Estimating the frequency response: You were on the right track with injecting sine waves of different frequencies and comparing the input to the output. A couple of things to keep in mind. You need to make sure to either delete the initial transient from the output (and the corresponding input time window in the input) or ensure that the initial transient is a small proportion of the overall response. Keep in mind that the response you're trying to estimate is for a particular frequency. Taking the ratio of the RMS's to estimate the magnitude response might be o.k. for linear systems, but in general you have to be careful that you're not RMS'ing components of the output at frequencies other than the input test frequency.
To get the phase response in the time domain you need to estimate the delay between the input and the output at the test frequency and then convert to phase. For sure, taking the angle of the RMS ratio will not yield that delay. If you really want to estimate the delay in the time domain, there is a function called finddelay that may be of use.
However, the alternative approach is to work in the frequncy domain, i.e., use the ratio of the frequency response of the output to the frequency resposne of the input to directly stimate the magnitude and phase response of the system. The code that follows shows how to do that for a simple low pass filter. Keep in mind, that any approach you use may begin to suffere as you test frequency gets close to the Nyquist frequency. You can experiment with this code to see how close you can get before this simple approach begins to break down.
fs = 250;
Ts = 1/fs;
[b,a] = butter(3,0.25);
fplot = logspace(-2,pi,1000)/pi*fs/2;
hplot = freqz(b,a,fplot,fs);
f = 30;
t = 0:Ts:(100/f); t = t(:);
u = sin(2*pi*f*t);
y = filter(b,a,u);
f_fft = (0:length(t)-1)/(length(t)-1)*fs;
Y_fft = interp1(f_fft,fft(y),f);
U_fft = interp1(f_fft,fft(u),f);
h = freqz(b,a,[0 f],fs); h = h(2);

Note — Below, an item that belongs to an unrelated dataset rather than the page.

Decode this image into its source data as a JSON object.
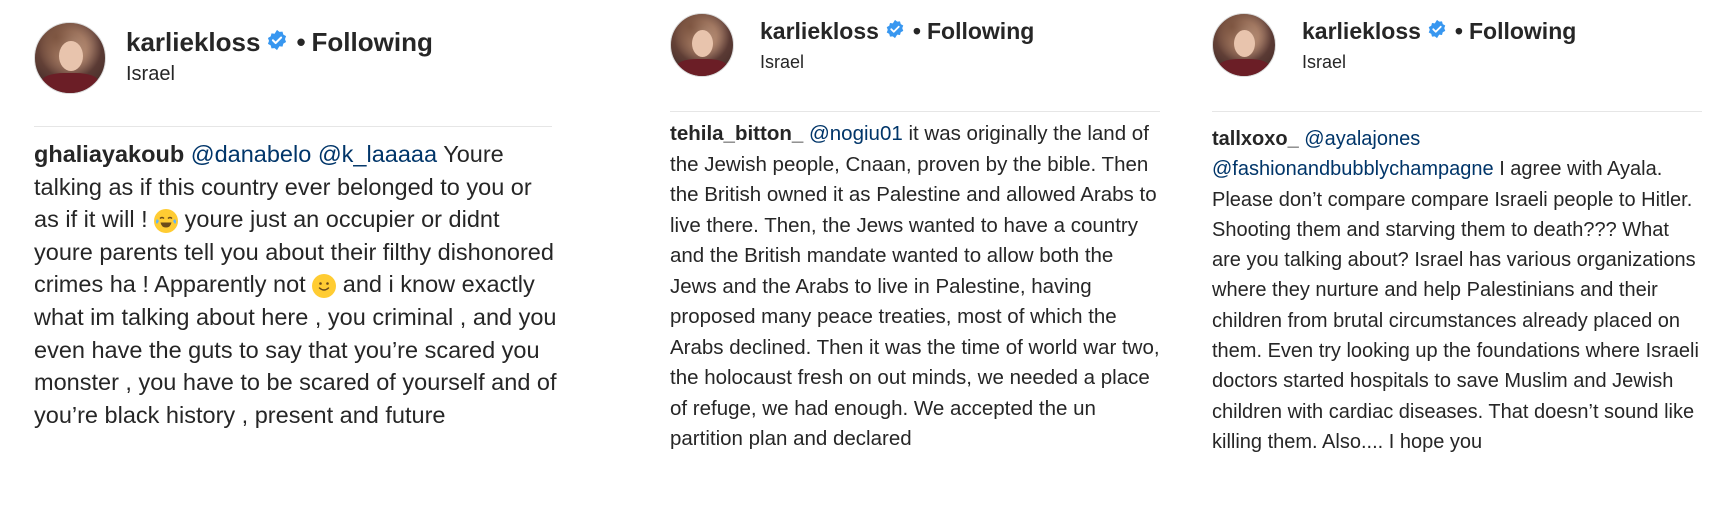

m_comp = 20*log10([abs(h) abs(Y_fft/U_fft) (rms(y)/rms(u))])
p_comp = 180/pi*angle([h Y_fft/U_fft])
As you discovered, the low pass filter returned from the lowpass function you called is indeed a linear phase filter. However, the lowpass function applies that filter in such a way to yield something very close to zero-phase filtering, which is what I think the doc means by "compensates for the delay introduced by the filter," which is not a very clear statement and is not explained in the doc. The filtfilt function does something similar, and is explained in doc filtfilt. Let's compare the output of lowpass for a particular input to the output of filtfilt using the filter returned by lowpass. Note that the effective gain of filtfilt is the magnitude squared of the filter, so the output of filtfilt has to be divided by the filter gain to match the result from lowpass. If you zoom in on the plot, you'll see that lowpass and filtfilt must use different approaches near the intial and final times of the response.
t = 0:1/fs:10-1/fs;
x = sin(2*pi*t'*f);
y = filtfilt(d.Coefficients,1,x(:,end));
h = freqz(d,[0 f],fs); h = h(2);